A report on the new discovery — by researchers from the United Kingdom, Spain, and Italy and published in the journal Science — describes what happens when the proteins come into contact with cells.
First study author Dr. Giuliana Fusco — of both Imperial College London and the University of Cambridge, both in the U.K. — says that the scientists hope that the findings will lead to improved drugs for Parkinson's disease that stop the toxic proteins from getting into healthy brain cells.
Parkinson's is a disease that gradually destroys the brain cells that produce a messenger chemical called dopamine, which is important for controlling movement.
The symptoms — which develop slowly and get worse over time — include impaired balance, rigidity, slowness of movement, tremors, and problems with speaking and swallowing.
Researchers have also discovered that Parkinson's affects non-dopamine brain cells, which may explain why the disease often has symptoms that are not to do with movement, such as anxiety, depression, fatigue, and sleep disruption.

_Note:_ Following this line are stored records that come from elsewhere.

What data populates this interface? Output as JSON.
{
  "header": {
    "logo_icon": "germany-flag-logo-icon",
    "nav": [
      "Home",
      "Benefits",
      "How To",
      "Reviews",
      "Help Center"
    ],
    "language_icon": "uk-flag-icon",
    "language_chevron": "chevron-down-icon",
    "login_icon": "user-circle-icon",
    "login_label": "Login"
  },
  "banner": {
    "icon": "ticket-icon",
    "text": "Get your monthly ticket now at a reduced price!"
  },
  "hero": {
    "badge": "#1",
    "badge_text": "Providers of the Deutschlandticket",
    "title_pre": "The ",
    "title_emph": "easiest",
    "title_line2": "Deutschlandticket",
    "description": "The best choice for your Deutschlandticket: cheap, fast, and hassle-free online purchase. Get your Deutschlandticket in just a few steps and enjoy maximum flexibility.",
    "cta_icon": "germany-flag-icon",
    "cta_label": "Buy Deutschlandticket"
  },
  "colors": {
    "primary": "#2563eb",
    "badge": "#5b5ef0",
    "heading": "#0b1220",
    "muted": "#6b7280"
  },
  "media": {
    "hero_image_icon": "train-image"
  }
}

Although it most often strikes after the age of 50, around 10 percent of cases of Parkinson's disease are diagnosed in people of a younger age.
Oligomers 'disrupt cell membrane integrity'
In the new study, the researchers observed what happens when a protein called alpha synuclein malfunctions and forms into clusters called oligomers, which are toxic to brain cells.
They used solid-state nuclear magnetic resonance spectroscopy to characterize different structural features of the oligomers and then examined how the features influenced their interaction with the cells. They used brain cells from rats as well as brain cells sampled from human brain tumors.
The study is significant because the team found a way to keep the normally unstable oligomers stable for long enough to observe a level of detail that has not been seen before. Once they form, oligomers very quickly either enter cells, dissolve, or turn into long fibers.
By keeping the oligomers stable, the researchers were able to identify two features that are key to their toxicity: one that allows them to stick to the cell wall, and another that lets them penetrate the membrane and disrupt cell function.
"It is a bit like if you put a piece of extremely hot metal on to a plastic surface," explains co-senior study author Dr. Alfonso De Simone, of the Department of Life Sciences at Imperial College London. "In a fairly short space of time it will burn a hole through the plastic."
He suggests that the oligomer's ability to "disrupt the integrity of the membrane" is a crucial step in the process that eventually kills the brain cell.
Both similar and different to viruses
In further experiments, the team found a way that might reduce oligomer toxicity. They found that altering its protein sequence made the oligomer less able to stick to the cell membrane.
The researchers likened the behavior of the oligomers and their propensity to stick to the walls of brain cells as similar to the way that viruses enter cells. The difference is that while a virus then adapts the cell machinery to its own end, the oligomer just disrupts it.
Dr. De Simone also suggests that oligomers are able to attach themselves to cell membranes because of "an accident of nature" that gives them the same features as normal membrane proteins that help with brain signaling.
"Just having this information doesn't mean that we can now go and make a drug, but obviously if we can understand why these clumps of proteins behave the way they do, we can make faster scientific progress towards treating Parkinson's disease."
Dr. Giuliana Fusco